Part Three: The Shoe Star Leo Fitzpatrick On New York After-Hours and Magic Carpet Rides
André Saraiva pulled from his personal experiences as a modern day bon vivant for his directorial debut The Shoe, but the artist and club owner also channeled the cinematic ghosts of his leading man. “The central character is a little as if Leo [Fitzpatrick’s] character in Kids has moved to Paris nearly 15 years later,” Saraiva says. “It’s a clin d’oeil [wink] to it, with the skateboard, the kisses, girls and free love.” Fitzpatrick was a mere 14 years old when he was discovered by Larry Clark while skateboarding in Washington Square Park. The maverick filmmaker promptly cast him in his controversial 1995 movie Kids, and since then Fitzpatrick has appeared in movies including Clark’s follow-up feature Bully and Todd Solondz’s Storytelling.
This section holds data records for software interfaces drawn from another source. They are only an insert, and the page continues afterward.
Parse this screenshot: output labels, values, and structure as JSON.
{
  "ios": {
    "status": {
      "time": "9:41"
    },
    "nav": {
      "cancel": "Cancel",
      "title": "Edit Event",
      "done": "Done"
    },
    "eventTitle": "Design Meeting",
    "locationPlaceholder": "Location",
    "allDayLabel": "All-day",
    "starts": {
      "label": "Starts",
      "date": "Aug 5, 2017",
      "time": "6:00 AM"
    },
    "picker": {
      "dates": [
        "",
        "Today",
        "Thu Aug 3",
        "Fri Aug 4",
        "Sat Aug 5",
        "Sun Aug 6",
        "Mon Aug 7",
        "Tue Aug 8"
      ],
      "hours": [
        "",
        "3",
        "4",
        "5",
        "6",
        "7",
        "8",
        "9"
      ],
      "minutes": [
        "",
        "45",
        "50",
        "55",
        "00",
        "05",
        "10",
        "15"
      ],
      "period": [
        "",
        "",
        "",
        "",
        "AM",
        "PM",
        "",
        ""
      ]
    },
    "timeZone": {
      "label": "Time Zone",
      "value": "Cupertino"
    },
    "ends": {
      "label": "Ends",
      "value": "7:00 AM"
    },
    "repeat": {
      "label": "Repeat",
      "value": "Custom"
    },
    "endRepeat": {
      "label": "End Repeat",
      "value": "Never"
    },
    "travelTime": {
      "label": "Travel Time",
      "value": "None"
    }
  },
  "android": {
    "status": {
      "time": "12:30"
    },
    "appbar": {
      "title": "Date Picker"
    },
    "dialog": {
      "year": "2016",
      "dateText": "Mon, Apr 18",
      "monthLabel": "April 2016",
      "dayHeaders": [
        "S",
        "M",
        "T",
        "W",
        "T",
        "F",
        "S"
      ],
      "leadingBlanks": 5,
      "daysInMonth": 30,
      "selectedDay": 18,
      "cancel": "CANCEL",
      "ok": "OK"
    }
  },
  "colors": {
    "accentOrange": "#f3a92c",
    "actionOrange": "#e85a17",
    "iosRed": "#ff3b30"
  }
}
We talked to the actor about "dude" bars and the charms of New York versus Paris.
What do the shoes from the film say about the man who wears them?
I guess that’s the point of the film, really, anyone can wear them; it’s how your personality shows through. Shoes don’t necessarily make the person.
How much of your character was based on André?
All the events in the film took place in André’s life at some point in time––more in his teenage years than his later life, except for the women. He and Olivier Zahm [the script’s co-writer], that’s kind of how they see life, you know, every girl is attracted to them. It’s a fantasy of sorts I would imagine.
Are your nights out in New York similarly girl-heavy?
I like to keep it simple. I haven’t really gone out of my zone in quite a number of years. I go to [Lower East Side bar] Max Fish and there are generally never girls there so I don’t have to worry about that—it’s a dude bar and you just go there to talk about skateboarding.
How did you spend your free time in Paris?
On my only night off I went up to Pigalle, where there is a really ridiculous store where you can make a video of yourself riding a magic carpet around Paris, so I made it into a Gang Gang Dance video. Something as stupid as that brings you the most joy as opposed to going out and raging. That was probably my favorite thing because it took about ten minutes and 30 euros and I was happy.